What this task involves: Check every line of the data for the word "subtitle", and copy those that have it.

The data:
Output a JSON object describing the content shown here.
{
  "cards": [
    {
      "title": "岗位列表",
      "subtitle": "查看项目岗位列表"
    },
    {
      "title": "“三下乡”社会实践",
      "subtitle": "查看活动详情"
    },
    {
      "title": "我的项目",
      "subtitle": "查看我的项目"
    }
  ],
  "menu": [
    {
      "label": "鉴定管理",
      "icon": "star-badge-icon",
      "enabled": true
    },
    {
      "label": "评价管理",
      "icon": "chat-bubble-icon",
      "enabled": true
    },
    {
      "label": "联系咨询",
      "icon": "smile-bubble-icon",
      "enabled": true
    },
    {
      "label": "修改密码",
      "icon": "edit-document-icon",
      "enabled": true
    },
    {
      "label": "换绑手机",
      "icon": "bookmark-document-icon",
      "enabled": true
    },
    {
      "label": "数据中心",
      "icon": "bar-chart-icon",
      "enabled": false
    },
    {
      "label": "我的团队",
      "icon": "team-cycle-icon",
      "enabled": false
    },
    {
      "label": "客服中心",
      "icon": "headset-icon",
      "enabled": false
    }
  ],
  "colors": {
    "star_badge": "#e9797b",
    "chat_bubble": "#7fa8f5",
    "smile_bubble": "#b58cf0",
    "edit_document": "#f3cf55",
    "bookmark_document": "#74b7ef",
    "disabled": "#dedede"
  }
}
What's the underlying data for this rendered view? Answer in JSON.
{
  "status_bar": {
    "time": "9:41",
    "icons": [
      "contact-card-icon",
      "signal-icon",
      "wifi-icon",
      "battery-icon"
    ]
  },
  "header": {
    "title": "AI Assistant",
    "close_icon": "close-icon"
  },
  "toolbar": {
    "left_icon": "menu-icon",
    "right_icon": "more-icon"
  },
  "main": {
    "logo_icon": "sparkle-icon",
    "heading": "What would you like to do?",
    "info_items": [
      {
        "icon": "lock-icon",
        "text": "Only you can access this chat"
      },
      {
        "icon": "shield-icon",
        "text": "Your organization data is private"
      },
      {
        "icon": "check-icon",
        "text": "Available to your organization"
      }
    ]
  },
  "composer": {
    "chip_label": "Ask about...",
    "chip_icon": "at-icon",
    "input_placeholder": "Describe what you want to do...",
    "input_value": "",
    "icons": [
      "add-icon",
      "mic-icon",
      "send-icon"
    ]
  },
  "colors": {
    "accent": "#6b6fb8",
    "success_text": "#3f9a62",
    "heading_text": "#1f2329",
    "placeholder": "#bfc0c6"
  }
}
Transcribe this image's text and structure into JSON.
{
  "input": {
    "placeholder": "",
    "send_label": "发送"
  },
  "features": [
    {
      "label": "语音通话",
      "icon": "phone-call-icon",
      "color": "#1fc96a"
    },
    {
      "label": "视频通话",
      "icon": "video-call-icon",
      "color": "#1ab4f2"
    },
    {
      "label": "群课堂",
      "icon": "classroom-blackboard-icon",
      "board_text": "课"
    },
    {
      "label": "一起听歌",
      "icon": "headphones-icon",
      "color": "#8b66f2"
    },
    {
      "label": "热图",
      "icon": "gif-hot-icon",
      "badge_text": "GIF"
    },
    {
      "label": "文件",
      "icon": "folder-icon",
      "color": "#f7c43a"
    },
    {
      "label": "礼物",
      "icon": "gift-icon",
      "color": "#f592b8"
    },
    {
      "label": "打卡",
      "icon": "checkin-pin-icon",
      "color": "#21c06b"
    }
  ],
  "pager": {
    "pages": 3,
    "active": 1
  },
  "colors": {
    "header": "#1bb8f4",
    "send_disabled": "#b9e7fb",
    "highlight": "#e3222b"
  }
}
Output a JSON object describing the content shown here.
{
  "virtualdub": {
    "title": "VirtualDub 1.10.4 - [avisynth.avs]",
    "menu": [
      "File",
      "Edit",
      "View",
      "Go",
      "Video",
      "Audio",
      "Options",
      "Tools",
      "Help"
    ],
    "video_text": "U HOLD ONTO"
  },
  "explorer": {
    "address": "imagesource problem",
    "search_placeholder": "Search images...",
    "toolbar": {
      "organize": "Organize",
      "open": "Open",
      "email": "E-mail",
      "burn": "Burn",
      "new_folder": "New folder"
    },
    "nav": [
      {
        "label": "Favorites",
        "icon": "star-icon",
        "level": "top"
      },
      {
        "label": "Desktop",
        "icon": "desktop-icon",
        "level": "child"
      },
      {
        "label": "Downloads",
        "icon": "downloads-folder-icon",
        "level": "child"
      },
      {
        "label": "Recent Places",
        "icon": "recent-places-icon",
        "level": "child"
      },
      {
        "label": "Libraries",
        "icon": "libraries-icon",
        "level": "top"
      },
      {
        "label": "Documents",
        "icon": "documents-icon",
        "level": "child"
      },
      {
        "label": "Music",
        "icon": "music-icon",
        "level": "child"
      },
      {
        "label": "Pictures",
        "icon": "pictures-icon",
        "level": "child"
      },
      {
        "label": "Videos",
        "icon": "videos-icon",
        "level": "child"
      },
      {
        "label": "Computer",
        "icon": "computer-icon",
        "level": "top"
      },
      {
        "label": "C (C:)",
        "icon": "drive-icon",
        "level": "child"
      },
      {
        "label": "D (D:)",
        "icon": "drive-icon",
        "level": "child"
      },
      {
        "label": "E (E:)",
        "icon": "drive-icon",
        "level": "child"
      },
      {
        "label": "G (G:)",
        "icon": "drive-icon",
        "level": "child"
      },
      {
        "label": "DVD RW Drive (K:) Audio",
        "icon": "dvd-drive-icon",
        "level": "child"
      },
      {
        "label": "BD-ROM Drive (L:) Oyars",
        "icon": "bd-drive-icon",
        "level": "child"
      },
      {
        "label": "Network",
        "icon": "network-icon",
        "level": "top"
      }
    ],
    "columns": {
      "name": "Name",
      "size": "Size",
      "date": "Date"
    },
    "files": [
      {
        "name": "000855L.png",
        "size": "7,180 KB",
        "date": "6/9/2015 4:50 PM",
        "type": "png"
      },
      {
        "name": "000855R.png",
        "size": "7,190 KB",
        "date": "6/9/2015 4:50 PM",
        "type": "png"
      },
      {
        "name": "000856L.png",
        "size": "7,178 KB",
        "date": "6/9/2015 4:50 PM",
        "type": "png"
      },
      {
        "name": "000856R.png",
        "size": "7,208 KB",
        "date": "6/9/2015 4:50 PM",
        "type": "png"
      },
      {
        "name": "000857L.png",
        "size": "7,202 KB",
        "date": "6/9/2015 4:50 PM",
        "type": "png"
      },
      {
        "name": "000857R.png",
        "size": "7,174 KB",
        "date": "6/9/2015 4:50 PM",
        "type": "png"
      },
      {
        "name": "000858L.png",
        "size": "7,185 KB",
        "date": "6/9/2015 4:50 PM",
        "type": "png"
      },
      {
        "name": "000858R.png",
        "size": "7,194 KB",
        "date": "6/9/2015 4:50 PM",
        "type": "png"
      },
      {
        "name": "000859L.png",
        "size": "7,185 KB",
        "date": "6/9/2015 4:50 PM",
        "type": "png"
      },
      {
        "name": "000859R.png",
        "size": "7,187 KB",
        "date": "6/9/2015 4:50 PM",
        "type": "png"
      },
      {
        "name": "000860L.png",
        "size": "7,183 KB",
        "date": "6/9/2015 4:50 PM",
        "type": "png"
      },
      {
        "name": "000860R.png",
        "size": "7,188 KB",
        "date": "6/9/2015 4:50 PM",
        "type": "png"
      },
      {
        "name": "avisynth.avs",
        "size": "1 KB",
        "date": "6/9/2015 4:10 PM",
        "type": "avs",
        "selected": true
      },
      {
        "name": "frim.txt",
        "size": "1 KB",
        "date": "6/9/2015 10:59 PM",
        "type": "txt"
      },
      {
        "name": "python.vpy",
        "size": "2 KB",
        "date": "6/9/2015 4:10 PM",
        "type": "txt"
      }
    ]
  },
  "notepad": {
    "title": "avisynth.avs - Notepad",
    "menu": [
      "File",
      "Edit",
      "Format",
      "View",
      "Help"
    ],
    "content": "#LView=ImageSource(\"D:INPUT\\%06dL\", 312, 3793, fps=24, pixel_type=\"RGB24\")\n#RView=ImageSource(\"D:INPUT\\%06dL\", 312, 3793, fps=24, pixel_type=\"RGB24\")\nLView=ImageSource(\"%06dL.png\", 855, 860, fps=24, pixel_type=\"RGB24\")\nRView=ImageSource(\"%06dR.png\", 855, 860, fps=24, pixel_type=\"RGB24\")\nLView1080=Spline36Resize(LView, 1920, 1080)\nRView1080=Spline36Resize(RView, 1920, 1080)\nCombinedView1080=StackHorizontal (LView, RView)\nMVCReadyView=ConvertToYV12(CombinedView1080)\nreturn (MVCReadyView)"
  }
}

Answer for the task:
      "subtitle": "查看项目岗位列表"
      "subtitle": "查看活动详情"
      "subtitle": "查看我的项目"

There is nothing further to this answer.